The ambitious micro-drama Eden, which spans twenty years, follows a DJ named Paul who starts out as a mover and shaker in the in the French house music scene. In the ‘90s and early ‘00s, he plays to packed clubs and receives an invite to visit New York. “You’ll be a writer, I’ll be a DJ” he tells a lover. “We’ll be rich.” Sic transit gloria. Sure enough, the 21st century rolls on and he finds most events foregoing DJs in favor of iTunes playlists. But Paul clings stubbornly to his dream, a sight that’s both sad and beautiful to behold.
Eden, which just had its West coast premiere at AFI Fest, was directed by Mia Hansen-Løve, a much buzzed-about French filmmaker. Formerly an actress, the 34-year-old is now a hot director, her works garnering praise at home and abroad from film lovers. Her previous films such as The Father of My Children and Goodbye First Love, are beloved as simple, artfully executed tales of love and longing. The she made Eden, her fourth feature, with input from her older brother Sven, who has a cowriting credit on the film.
“My brother is much too shy to come to me and say, ‘Why don’t you make a film about my life,’” Hansen-Løve says. “But there was something about this atmosphere, the energy of the people, this life in house music. I realized that if I were to make this film, it would have to be about him. He was in a place to see everything happen though he didn’t succeed in it in the same way that others did.”
The two decided to collaborate on a film without being sure what Sven’s involvement would be. Hansen-Løve initially asked him to write certain scenes but found herself relying more and more on his insights. “I took care of the storytelling and the structure, but he wrote a lot of scenes set in the clubs and all the scenes with Paul and his friends. And we chose the music together,” she says.
For the most part Hansen-Løve shied away from the biggest electronica songs. “I thought there were a couple of songs that had to be there, like ‘One More Time,’” she says. “There was this heat. French people were invading the world with this music. It matches the emotion of the time.” But most songs were chosen for the way they connected with specific clubs and eras.
A big chunk of those experiences involve Daft Punk, the most globally successful act of the French house scene. In the film, Paul is friends with the pair before they decide on a name or don their famous helmets. That too was based on Sven’s life. “[He actually knew them more] than what you see in the film,” Hansen-Løve says. “When we gave [Daft Punk] the script, Thomas [Bangalter] asked why we didn’t use them more! I think Sven felt shy and didn’t want to use their names to make him feel more important. It was crucial to have this parallel between their career and my brother’s.”
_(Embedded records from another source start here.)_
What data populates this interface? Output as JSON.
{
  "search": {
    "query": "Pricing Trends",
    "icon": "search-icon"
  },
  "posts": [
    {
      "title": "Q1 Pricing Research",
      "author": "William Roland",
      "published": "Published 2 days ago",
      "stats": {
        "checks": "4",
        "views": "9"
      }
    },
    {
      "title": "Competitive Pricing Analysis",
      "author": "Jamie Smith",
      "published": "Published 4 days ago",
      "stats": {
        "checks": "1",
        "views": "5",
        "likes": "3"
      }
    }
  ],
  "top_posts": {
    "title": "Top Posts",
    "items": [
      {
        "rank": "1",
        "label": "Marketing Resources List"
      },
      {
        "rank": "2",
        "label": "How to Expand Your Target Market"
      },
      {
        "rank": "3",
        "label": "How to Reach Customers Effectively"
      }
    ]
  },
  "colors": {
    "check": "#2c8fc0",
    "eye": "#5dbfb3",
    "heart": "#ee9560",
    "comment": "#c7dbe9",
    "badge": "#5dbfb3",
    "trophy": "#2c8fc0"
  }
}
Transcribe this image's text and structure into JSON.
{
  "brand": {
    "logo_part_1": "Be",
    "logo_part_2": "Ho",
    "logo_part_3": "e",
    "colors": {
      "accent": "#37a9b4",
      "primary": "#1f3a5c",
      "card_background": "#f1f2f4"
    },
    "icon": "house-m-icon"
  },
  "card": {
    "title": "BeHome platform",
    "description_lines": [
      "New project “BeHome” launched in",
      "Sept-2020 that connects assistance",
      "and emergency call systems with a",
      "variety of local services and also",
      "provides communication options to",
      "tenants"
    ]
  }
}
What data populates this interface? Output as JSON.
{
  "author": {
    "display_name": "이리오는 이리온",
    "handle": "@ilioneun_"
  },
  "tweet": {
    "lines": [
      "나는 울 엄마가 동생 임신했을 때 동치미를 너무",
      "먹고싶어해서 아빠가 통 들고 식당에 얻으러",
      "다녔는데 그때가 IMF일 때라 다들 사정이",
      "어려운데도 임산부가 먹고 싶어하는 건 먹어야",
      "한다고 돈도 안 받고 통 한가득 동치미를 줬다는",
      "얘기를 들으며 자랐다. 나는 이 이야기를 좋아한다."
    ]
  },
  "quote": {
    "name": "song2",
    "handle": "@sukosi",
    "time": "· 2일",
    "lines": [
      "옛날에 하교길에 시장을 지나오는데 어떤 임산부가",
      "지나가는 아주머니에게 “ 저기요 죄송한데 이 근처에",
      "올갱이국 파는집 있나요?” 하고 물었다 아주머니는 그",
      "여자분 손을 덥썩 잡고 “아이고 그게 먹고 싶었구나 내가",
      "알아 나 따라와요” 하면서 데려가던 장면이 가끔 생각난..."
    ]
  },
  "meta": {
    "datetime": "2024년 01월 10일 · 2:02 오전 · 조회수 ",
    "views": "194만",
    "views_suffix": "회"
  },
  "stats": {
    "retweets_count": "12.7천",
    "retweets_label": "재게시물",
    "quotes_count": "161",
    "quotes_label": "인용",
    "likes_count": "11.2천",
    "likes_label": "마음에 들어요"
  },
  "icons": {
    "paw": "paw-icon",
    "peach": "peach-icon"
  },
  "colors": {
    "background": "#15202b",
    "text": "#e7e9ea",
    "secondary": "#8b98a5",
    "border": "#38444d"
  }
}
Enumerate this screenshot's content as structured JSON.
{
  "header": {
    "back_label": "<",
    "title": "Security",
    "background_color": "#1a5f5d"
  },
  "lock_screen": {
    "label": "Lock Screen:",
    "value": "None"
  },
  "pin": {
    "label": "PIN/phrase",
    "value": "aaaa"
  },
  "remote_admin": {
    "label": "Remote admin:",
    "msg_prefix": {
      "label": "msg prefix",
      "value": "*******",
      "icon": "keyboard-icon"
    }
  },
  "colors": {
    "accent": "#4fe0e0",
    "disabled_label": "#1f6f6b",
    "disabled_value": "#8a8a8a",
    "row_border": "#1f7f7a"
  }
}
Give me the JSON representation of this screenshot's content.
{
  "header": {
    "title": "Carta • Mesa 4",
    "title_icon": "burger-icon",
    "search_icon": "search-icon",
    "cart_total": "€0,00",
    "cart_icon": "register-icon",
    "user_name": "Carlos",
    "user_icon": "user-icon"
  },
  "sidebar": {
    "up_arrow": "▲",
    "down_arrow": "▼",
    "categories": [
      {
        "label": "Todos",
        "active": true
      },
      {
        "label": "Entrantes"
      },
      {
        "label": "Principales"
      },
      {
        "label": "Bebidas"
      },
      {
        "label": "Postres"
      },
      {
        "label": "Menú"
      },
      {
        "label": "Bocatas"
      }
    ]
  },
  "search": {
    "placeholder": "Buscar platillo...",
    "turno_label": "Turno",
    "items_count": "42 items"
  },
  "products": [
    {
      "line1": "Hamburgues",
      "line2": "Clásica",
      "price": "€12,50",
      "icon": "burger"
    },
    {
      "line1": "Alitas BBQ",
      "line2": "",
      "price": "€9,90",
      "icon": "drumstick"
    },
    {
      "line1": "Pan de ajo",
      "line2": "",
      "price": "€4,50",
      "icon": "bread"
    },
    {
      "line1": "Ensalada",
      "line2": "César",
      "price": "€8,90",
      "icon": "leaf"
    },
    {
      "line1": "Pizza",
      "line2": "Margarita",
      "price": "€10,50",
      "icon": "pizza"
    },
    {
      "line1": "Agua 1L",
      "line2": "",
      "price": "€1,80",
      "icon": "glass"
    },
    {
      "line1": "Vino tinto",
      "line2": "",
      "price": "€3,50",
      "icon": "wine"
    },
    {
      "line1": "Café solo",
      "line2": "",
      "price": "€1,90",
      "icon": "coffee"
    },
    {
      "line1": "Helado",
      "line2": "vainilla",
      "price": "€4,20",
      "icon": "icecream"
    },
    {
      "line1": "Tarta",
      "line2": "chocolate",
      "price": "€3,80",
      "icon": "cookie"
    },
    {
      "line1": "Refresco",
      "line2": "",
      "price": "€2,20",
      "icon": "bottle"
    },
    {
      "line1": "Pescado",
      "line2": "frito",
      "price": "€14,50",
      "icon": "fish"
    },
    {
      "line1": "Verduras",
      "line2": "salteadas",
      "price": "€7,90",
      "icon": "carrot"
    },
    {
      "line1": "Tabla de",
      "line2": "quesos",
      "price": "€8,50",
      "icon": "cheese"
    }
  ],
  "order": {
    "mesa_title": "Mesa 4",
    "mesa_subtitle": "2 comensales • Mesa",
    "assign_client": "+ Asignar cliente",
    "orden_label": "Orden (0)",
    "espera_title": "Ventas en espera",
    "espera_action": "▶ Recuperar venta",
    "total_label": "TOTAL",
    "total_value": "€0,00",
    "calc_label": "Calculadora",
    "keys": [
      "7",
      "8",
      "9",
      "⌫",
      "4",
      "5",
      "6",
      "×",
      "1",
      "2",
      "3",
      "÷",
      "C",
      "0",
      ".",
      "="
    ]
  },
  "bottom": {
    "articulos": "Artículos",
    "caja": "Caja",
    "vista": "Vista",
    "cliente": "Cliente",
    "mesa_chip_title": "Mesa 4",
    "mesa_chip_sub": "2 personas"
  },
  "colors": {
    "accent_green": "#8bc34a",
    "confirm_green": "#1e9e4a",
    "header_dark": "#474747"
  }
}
In contemporary American culture, the ‘90s, specifically nostalgia for the ‘90s, holds a lot of power. But Hansen-Løve is under no illusions about the period. “The film has a real love both for the music and for the people who made it. But it’s not about nostalgia. It’s really about being lucid, knowing both the luminous side and the dark side of it.”
Hansen-Løve’s films, including Eden, have been described as “realist” by some critics. While she doesn’t disagree with the term, she thinks there’s more to her work than that: “I tend to identify myself with realism, but my films are actually a lot about dreams and the invisible.” She cites stylistic flourishes in the film, like a cartoon bird or the words of a poem flitting across the screen. “I can find reality more concretely when I feel connected to some other world. I think it’s actually part of [realism] to present some of the spirituality and the invisible that’s in everyday life.”
Though much of the film is rooted in history, Hansen-Løve maintains that conveying the emotion of the time was more important than anything else. “We were not pretending to tell the whole story about the ‘90s or the French surge. The ambition was to try to get some authentic feeling about what it had meant for us to experience those years.” That’s an aim higher than tweaking nostalgia, and it’s why Eden has earned so much praise.